INFORMATION SUPPLIED:
_ _ _ _ _

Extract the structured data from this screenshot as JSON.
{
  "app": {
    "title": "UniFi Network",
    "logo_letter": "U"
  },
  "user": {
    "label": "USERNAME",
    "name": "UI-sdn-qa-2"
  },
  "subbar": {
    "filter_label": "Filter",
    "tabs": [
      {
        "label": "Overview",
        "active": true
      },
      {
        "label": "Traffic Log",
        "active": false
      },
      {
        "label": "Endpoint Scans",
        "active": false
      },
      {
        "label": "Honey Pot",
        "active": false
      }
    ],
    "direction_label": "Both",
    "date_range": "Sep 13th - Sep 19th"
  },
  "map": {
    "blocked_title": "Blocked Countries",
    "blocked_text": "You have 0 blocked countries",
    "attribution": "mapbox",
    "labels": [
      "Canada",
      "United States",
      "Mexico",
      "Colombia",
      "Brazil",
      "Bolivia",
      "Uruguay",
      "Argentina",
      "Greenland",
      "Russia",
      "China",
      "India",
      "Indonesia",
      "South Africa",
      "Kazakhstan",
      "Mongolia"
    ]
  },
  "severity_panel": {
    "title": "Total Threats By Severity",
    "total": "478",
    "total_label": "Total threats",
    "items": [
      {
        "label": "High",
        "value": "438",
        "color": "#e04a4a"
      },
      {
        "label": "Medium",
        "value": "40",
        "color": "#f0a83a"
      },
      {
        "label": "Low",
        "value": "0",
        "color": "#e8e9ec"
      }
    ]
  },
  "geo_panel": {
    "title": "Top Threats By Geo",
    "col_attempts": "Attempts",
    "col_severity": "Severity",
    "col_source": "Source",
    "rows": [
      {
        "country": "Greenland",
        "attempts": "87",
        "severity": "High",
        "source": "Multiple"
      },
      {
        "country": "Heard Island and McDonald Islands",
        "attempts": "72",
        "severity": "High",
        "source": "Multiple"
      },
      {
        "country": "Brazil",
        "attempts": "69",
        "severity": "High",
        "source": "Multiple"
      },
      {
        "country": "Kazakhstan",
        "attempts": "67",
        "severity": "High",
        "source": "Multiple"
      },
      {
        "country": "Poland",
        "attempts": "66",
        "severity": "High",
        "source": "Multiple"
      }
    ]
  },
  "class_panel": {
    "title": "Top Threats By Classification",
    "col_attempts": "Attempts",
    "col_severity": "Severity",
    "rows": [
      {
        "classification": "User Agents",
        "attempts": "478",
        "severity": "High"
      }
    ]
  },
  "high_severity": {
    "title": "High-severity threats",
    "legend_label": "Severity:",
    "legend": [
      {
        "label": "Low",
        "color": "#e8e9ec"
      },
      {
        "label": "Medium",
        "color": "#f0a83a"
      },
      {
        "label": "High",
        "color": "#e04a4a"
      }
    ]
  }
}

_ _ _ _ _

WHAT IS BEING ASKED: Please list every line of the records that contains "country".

ANSWER TO THE PROBLEM:
        "country": "Greenland",
        "country": "Heard Island and McDonald Islands",
        "country": "Brazil",
        "country": "Kazakhstan",
        "country": "Poland",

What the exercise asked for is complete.